→ **Interface dataset entries**

━━━━━━

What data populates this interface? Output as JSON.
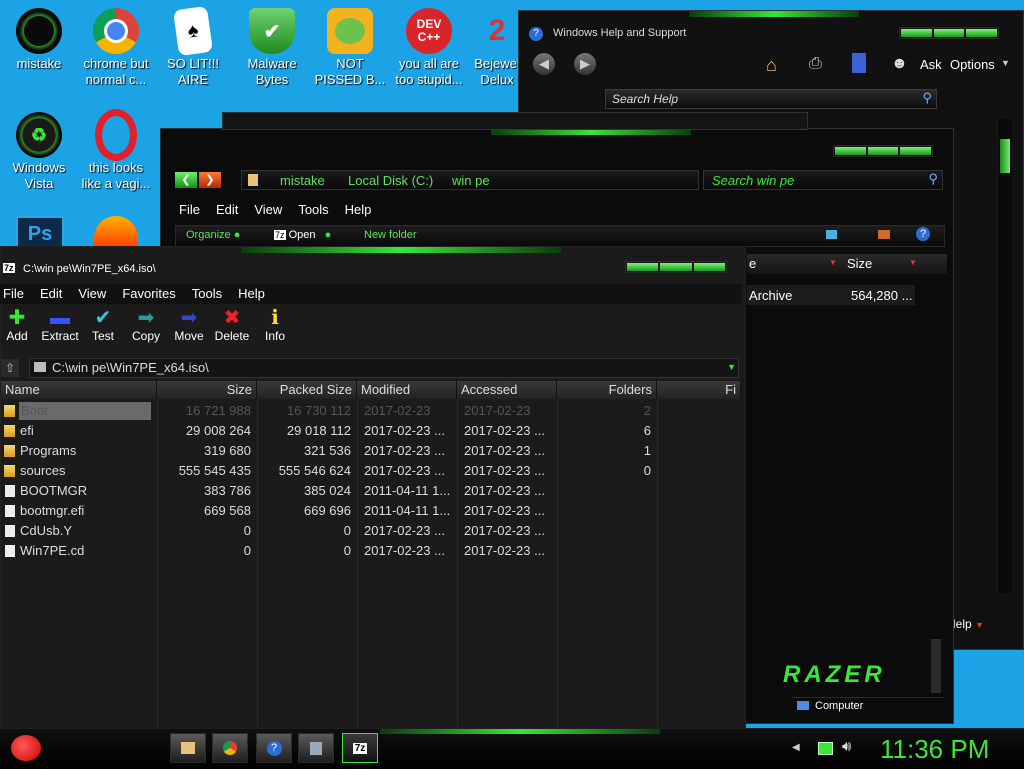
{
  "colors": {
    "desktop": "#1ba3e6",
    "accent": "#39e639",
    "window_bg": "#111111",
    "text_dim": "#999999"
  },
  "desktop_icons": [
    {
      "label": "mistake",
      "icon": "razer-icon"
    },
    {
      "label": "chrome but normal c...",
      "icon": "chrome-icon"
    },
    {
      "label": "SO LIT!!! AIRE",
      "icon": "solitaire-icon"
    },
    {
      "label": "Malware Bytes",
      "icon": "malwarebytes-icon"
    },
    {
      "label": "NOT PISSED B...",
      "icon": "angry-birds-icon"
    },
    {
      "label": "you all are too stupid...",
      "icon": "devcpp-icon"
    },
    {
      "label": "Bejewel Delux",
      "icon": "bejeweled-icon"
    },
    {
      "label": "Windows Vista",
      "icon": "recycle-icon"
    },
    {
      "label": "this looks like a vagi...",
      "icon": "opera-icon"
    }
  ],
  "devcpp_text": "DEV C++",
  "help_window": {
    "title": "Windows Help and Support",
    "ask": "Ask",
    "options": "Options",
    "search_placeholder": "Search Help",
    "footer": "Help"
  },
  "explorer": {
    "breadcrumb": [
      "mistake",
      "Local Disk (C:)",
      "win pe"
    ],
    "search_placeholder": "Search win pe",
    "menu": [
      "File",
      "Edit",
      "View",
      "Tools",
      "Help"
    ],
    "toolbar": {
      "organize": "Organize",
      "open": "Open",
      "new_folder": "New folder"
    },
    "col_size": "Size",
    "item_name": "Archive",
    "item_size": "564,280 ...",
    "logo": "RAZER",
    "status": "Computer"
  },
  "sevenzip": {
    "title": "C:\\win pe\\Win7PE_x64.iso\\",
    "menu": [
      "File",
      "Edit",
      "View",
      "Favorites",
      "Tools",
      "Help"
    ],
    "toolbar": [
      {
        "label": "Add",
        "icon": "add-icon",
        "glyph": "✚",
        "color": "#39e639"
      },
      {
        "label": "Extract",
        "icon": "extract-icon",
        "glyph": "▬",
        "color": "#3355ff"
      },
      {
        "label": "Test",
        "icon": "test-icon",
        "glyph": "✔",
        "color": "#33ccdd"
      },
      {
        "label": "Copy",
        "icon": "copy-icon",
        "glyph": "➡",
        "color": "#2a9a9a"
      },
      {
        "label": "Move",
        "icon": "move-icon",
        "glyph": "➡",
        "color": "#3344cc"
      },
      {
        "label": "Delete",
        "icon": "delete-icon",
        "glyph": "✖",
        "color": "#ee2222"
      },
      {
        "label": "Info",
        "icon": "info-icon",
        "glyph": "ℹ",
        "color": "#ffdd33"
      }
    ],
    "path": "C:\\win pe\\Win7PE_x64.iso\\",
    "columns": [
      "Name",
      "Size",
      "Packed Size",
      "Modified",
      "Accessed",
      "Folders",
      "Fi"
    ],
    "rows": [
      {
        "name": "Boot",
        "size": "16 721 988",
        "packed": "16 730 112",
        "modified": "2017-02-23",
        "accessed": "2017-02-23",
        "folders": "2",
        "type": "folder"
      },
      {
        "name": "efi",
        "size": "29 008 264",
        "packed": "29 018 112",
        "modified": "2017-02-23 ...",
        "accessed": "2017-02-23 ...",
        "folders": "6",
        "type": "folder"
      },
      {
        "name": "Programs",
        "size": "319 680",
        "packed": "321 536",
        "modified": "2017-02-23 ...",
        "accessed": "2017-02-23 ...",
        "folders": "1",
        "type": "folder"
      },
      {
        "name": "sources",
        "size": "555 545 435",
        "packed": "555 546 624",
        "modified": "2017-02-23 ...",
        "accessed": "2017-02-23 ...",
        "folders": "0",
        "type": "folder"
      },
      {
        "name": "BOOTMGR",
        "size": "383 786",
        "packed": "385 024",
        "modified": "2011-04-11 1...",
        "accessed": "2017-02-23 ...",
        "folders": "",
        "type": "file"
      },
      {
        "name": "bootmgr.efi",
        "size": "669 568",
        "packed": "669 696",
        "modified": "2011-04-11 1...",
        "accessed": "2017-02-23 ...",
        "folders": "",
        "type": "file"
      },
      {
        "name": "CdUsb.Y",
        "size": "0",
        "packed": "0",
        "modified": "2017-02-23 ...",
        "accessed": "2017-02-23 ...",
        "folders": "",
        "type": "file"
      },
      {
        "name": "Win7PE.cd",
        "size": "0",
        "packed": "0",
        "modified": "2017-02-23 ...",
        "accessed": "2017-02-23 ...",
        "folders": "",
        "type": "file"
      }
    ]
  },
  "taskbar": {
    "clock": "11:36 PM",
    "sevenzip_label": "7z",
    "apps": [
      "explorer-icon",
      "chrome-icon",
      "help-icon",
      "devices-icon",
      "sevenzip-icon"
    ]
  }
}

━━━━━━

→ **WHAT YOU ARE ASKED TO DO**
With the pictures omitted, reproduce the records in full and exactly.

→ **ANSWER BOX**
What data populates this interface? Output as JSON.
{
  "colors": {
    "desktop": "#1ba3e6",
    "accent": "#39e639",
    "window_bg": "#111111",
    "text_dim": "#999999"
  },
  "desktop_icons": [
    {
      "label": "mistake",
      "icon": "razer-icon"
    },
    {
      "label": "chrome but normal c...",
      "icon": "chrome-icon"
    },
    {
      "label": "SO LIT!!! AIRE",
      "icon": "solitaire-icon"
    },
    {
      "label": "Malware Bytes",
      "icon": "malwarebytes-icon"
    },
    {
      "label": "NOT PISSED B...",
      "icon": "angry-birds-icon"
    },
    {
      "label": "you all are too stupid...",
      "icon": "devcpp-icon"
    },
    {
      "label": "Bejewel Delux",
      "icon": "bejeweled-icon"
    },
    {
      "label": "Windows Vista",
      "icon": "recycle-icon"
    },
    {
      "label": "this looks like a vagi...",
      "icon": "opera-icon"
    }
  ],
  "devcpp_text": "DEV C++",
  "help_window": {
    "title": "Windows Help and Support",
    "ask": "Ask",
    "options": "Options",
    "search_placeholder": "Search Help",
    "footer": "Help"
  },
  "explorer": {
    "breadcrumb": [
      "mistake",
      "Local Disk (C:)",
      "win pe"
    ],
    "search_placeholder": "Search win pe",
    "menu": [
      "File",
      "Edit",
      "View",
      "Tools",
      "Help"
    ],
    "toolbar": {
      "organize": "Organize",
      "open": "Open",
      "new_folder": "New folder"
    },
    "col_size": "Size",
    "item_name": "Archive",
    "item_size": "564,280 ...",
    "logo": "RAZER",
    "status": "Computer"
  },
  "sevenzip": {
    "title": "C:\\win pe\\Win7PE_x64.iso\\",
    "menu": [
      "File",
      "Edit",
      "View",
      "Favorites",
      "Tools",
      "Help"
    ],
    "toolbar": [
      {
        "label": "Add",
        "icon": "add-icon",
        "glyph": "✚",
        "color": "#39e639"
      },
      {
        "label": "Extract",
        "icon": "extract-icon",
        "glyph": "▬",
        "color": "#3355ff"
      },
      {
        "label": "Test",
        "icon": "test-icon",
        "glyph": "✔",
        "color": "#33ccdd"
      },
      {
        "label": "Copy",
        "icon": "copy-icon",
        "glyph": "➡",
        "color": "#2a9a9a"
      },
      {
        "label": "Move",
        "icon": "move-icon",
        "glyph": "➡",
        "color": "#3344cc"
      },
      {
        "label": "Delete",
        "icon": "delete-icon",
        "glyph": "✖",
        "color": "#ee2222"
      },
      {
        "label": "Info",
        "icon": "info-icon",
        "glyph": "ℹ",
        "color": "#ffdd33"
      }
    ],
    "path": "C:\\win pe\\Win7PE_x64.iso\\",
    "columns": [
      "Name",
      "Size",
      "Packed Size",
      "Modified",
      "Accessed",
      "Folders",
      "Fi"
    ],
    "rows": [
      {
        "name": "Boot",
        "size": "16 721 988",
        "packed": "16 730 112",
        "modified": "2017-02-23",
        "accessed": "2017-02-23",
        "folders": "2",
        "type": "folder"
      },
      {
        "name": "efi",
        "size": "29 008 264",
        "packed": "29 018 112",
        "modified": "2017-02-23 ...",
        "accessed": "2017-02-23 ...",
        "folders": "6",
        "type": "folder"
      },
      {
        "name": "Programs",
        "size": "319 680",
        "packed": "321 536",
        "modified": "2017-02-23 ...",
        "accessed": "2017-02-23 ...",
        "folders": "1",
        "type": "folder"
      },
      {
        "name": "sources",
        "size": "555 545 435",
        "packed": "555 546 624",
        "modified": "2017-02-23 ...",
        "accessed": "2017-02-23 ...",
        "folders": "0",
        "type": "folder"
      },
      {
        "name": "BOOTMGR",
        "size": "383 786",
        "packed": "385 024",
        "modified": "2011-04-11 1...",
        "accessed": "2017-02-23 ...",
        "folders": "",
        "type": "file"
      },
      {
        "name": "bootmgr.efi",
        "size": "669 568",
        "packed": "669 696",
        "modified": "2011-04-11 1...",
        "accessed": "2017-02-23 ...",
        "folders": "",
        "type": "file"
      },
      {
        "name": "CdUsb.Y",
        "size": "0",
        "packed": "0",
        "modified": "2017-02-23 ...",
        "accessed": "2017-02-23 ...",
        "folders": "",
        "type": "file"
      },
      {
        "name": "Win7PE.cd",
        "size": "0",
        "packed": "0",
        "modified": "2017-02-23 ...",
        "accessed": "2017-02-23 ...",
        "folders": "",
        "type": "file"
      }
    ]
  },
  "taskbar": {
    "clock": "11:36 PM",
    "sevenzip_label": "7z",
    "apps": [
      "explorer-icon",
      "chrome-icon",
      "help-icon",
      "devices-icon",
      "sevenzip-icon"
    ]
  }
}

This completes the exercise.